“It isn’t that,” the bunny answered. “But I would like to have Nurse Jane put some salve on the place where the thorn ran in your paw, and also wrap it up in a rag.”

“That would be very nice,” spoke the tiger. “Right gladly will I come with you.”

So he limped through the forest with the bunny gentleman, and soon they came to the hollow stump bungalow.

“More company for you, Nurse Jane!” called the jolly rabbit uncle.

“That’s nice,” answered Miss Fuzzy Wuzzy. “Oh, you’re a tiger, aren’t you?” she went on, as she saw the striped beast.

“And he has a sore paw,” spoke Uncle Wiggily. “Will you put salve on it for him, Nurse Jane?”

“Of course,” answered the muskrat lady. And when the tiger’s sore paw was nicely wrapped in a clean rag, he started off through the woods to find the circus.

“Good-bye, and come again,” invited Uncle Wiggily, making a low and polite bow with his tall silk hat.

“I will,” promised the tiger. And then the bunny suddenly exclaimed:

“Oh, your scissors, Nurse Jane! I forgot all about getting them sharpened,” and he picked them up from where they had fallen when he took off his hat.

“Oh, dear! That’s too bad!” said the muskrat lady. “And I wanted to cut the linen in strips to make sheets and pillow cases. Now it is so late I’m afraid the sharpening place will be closed.”
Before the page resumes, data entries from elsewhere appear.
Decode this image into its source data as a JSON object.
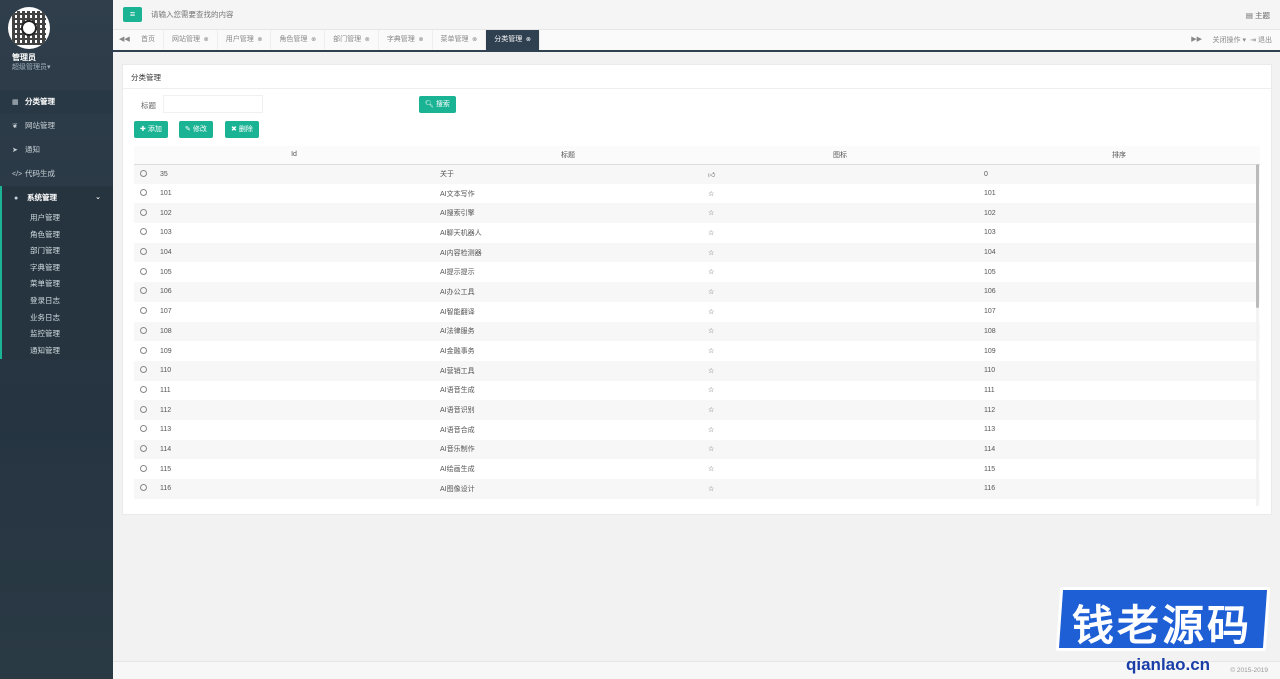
{
  "sidebar": {
    "user_name": "管理员",
    "user_role": "超级管理员▾",
    "items": [
      {
        "label": "分类管理",
        "icon": "grid-icon",
        "active": true
      },
      {
        "label": "网站管理",
        "icon": "leaf-icon"
      },
      {
        "label": "通知",
        "icon": "paper-plane-icon"
      },
      {
        "label": "代码生成",
        "icon": "code-icon"
      }
    ],
    "system_group": {
      "label": "系统管理",
      "icon": "user-icon",
      "items": [
        "用户管理",
        "角色管理",
        "部门管理",
        "字典管理",
        "菜单管理",
        "登录日志",
        "业务日志",
        "监控管理",
        "通知管理"
      ]
    }
  },
  "topbar": {
    "search_placeholder": "请输入您需要查找的内容",
    "theme_label": "主题"
  },
  "tabs": {
    "items": [
      "首页",
      "网站管理",
      "用户管理",
      "角色管理",
      "部门管理",
      "字典管理",
      "菜单管理",
      "分类管理"
    ],
    "active_index": 7,
    "close_ops": "关闭操作",
    "logout": "退出"
  },
  "main": {
    "panel_title": "分类管理",
    "filter_label": "标题",
    "search_button": "搜索",
    "add_button": "添加",
    "edit_button": "修改",
    "delete_button": "删除",
    "columns": [
      "Id",
      "标题",
      "图标",
      "排序"
    ],
    "rows": [
      {
        "id": "35",
        "title": "关于",
        "icon": "thumbs-up",
        "sort": "0"
      },
      {
        "id": "101",
        "title": "AI文本写作",
        "icon": "star",
        "sort": "101"
      },
      {
        "id": "102",
        "title": "AI搜索引擎",
        "icon": "star",
        "sort": "102"
      },
      {
        "id": "103",
        "title": "AI聊天机器人",
        "icon": "star",
        "sort": "103"
      },
      {
        "id": "104",
        "title": "AI内容检测器",
        "icon": "star",
        "sort": "104"
      },
      {
        "id": "105",
        "title": "AI提示提示",
        "icon": "star",
        "sort": "105"
      },
      {
        "id": "106",
        "title": "AI办公工具",
        "icon": "star",
        "sort": "106"
      },
      {
        "id": "107",
        "title": "AI智能翻译",
        "icon": "star",
        "sort": "107"
      },
      {
        "id": "108",
        "title": "AI法律服务",
        "icon": "star",
        "sort": "108"
      },
      {
        "id": "109",
        "title": "AI金融事务",
        "icon": "star",
        "sort": "109"
      },
      {
        "id": "110",
        "title": "AI营销工具",
        "icon": "star",
        "sort": "110"
      },
      {
        "id": "111",
        "title": "AI语音生成",
        "icon": "star",
        "sort": "111"
      },
      {
        "id": "112",
        "title": "AI语音识别",
        "icon": "star",
        "sort": "112"
      },
      {
        "id": "113",
        "title": "AI语音合成",
        "icon": "star",
        "sort": "113"
      },
      {
        "id": "114",
        "title": "AI音乐制作",
        "icon": "star",
        "sort": "114"
      },
      {
        "id": "115",
        "title": "AI绘画生成",
        "icon": "star",
        "sort": "115"
      },
      {
        "id": "116",
        "title": "AI图像设计",
        "icon": "star",
        "sort": "116"
      }
    ]
  },
  "footer": {
    "copyright": "© 2015-2019"
  },
  "watermark": {
    "text": "钱老源码",
    "url": "qianlao.cn"
  },
  "colors": {
    "accent": "#1ab394",
    "sidebar": "#2f4050",
    "watermark": "#1e5fd6"
  }
}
“Perhaps I can help,” said the tiger, turning back.

“Can you sharpen scissors?” asked Uncle Wiggily.

“No,” was the answer, “but my claws are sharper than any scissors you ever saw. If you and Nurse Jane will hold the cloth, I will cut it into strips for you with my sharp claws. I don’t need to use my sore paw. I’ll take my other one.”

“Oh, that will be very kind of you,” said Nurse Jane. “I forgot that tigers have sharp claws.”

So the muskrat lady and the rabbit gentleman held the linen cloth in front of the tiger, and with his claws he cut and slashed it into just the shapes Miss Fuzzy Wuzzy needed for making sheets and pillow cases.

“I am very glad I could do you this favor,” the tiger said, when all the linen was cut.

“So am I,” spoke Uncle Wiggily, “for if you hadn’t been here to use your claws, Nurse Jane would not have forgiven me for not remembering to get the scissors sharpened. Good-bye!”

“Good-bye!” echoed the tiger, as he walked on to find the circus. And that night he slept in his cage again.